The characters are recognisable types in the sporting world. Josh Cameron as Chicka is a loutish bowler who blames batsmen for everything. Leo Faust plays Jack, the nice-guy batsman and Matthew Boesenberg is Butch, the unpredictable batsman.
A highlight is Phil Roberts as the cricket-hungry senator who gives an impassioned speech in parliament about sport and Apartheid.
If you are missing the cricket season, Rebel Tour could fill the gap for you.
By Kate Herbert
Tuesday, 4 July 2006
La Douleur by Marguerite Duras
adapted by Laurence Strangio & Caroline Lee
by Malthouse Theatre
Beckett theatre, Malthouse, July 4 to July 23, 2006
Reviewer: Kate Herbert on July 4, 2006
Marguerite Duras has a potent capacity to startle an audience with her simple detail.
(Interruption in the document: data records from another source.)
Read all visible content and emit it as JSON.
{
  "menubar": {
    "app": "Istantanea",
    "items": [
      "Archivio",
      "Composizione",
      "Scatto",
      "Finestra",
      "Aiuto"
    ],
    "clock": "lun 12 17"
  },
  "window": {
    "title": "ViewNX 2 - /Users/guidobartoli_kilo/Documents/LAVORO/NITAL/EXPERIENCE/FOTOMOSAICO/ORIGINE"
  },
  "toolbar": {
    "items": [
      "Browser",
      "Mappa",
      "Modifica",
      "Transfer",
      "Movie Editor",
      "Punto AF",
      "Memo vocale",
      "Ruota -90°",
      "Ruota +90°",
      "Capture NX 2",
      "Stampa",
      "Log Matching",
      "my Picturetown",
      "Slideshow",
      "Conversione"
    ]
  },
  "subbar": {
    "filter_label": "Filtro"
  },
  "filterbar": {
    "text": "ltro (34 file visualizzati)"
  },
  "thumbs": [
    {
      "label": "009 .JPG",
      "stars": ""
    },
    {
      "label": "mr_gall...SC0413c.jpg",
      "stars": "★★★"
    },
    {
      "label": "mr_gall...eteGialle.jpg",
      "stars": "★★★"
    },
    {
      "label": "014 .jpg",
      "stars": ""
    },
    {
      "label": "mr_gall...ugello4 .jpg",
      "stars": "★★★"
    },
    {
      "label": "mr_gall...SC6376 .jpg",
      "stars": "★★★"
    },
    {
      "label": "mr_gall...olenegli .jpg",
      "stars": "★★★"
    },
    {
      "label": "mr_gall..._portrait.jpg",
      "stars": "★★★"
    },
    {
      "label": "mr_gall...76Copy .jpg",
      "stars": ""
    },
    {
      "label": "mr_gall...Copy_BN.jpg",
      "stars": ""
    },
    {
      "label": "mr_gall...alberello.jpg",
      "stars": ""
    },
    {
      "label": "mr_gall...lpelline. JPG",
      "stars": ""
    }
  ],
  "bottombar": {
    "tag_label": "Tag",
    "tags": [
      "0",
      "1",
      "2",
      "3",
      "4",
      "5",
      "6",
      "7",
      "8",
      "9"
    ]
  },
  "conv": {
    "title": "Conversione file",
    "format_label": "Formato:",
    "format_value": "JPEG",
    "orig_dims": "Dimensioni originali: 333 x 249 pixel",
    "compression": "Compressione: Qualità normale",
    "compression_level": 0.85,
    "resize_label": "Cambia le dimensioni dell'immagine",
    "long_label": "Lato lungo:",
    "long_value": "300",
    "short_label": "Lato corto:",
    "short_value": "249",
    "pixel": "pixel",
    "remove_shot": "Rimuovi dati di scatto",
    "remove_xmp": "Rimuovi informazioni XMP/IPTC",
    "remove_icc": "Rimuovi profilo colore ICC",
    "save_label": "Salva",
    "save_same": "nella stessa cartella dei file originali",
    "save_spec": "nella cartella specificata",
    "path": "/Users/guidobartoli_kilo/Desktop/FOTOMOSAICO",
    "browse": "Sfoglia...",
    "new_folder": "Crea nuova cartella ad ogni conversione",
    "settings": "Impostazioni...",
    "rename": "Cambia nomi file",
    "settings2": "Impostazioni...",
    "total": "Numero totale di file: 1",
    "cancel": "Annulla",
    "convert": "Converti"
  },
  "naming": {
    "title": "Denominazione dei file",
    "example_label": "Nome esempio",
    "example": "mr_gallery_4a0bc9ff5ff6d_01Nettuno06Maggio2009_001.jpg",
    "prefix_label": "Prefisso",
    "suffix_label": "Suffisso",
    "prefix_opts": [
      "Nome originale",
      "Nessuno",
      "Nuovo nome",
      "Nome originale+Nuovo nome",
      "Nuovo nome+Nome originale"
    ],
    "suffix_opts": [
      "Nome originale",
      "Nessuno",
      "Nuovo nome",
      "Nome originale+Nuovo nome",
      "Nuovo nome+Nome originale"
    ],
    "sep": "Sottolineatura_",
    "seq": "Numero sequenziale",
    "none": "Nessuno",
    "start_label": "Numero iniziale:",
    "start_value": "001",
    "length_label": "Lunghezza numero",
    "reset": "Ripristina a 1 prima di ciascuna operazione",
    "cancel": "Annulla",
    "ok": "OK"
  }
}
In this play based on her novella, La Douleur, her language shifts from personal to reportage, from the “I” to the “she” and the observational to the emotional.
The diary notes that comprise La Douleur were written at the end of World War One, forty years before the novella was published. These writings were adapted for the stage by director, Laurence Strangio, and actor, Caroline Lee.
Lee, as Marguerite, restlessly paces on Anna Tregloan‘s evocative, cage-like set design. As she self-narrates the story, Lee reclines melancholically on the divan, snatches the old telephone from its cradle or paces aimlessly.
But mostly she waits. She waits for news of her husband, Robert L’s return from the German concentration camp or news of his death. Lee and Strangio capture the interminable and unbearable quality of her waiting. Time is elastic. Days stretch into weeks.
Waiting may not be intrinsically dramatic but Duras’ intense observation of every detail of mind and body is rivetting.
Lee balances Duras’ combative attitude with her girlishness. Her light voice vibrates with fragility and suffering. She vividly creates the spectre of Robert’s emaciated body lying prone on the divan after his shocking return and evokes the shadowy presence of Marguerite’s lover, known only as D.
The emotional gulf she experiences between herself and her wretched, estranged husband and the literal ditch in which she saw a dying German soldier, are represented cunningly by a real breach in the stage.
Strangio’s direction is spare, never interfering with the text and always offering a gently abstracted physicalisation of the action.
David Franzke’s atmospheric soundscape is almost subliminal in its subtlety and Richard Vabre’s dim, smoky lighting reminds us of the half-life of pain and loss in which Marguerite and Robert are living.
The audience peers, like voyeurs, into the space from the two opposite sides of the traverse seating arrangement.
There is no melodrama in the performance, the style or in Duras’ writing. She demands out attention. The dialogue has what Duras’ described as “a tremendous chaos of feeling” that is counterpointed by the simple, plain speaking style of Lee.
In this delicately rendered solo production Duras, through Lee, reveals the atrocities of war, its horrific and unseen aftermath and the people who suffer.
By Kate Herbert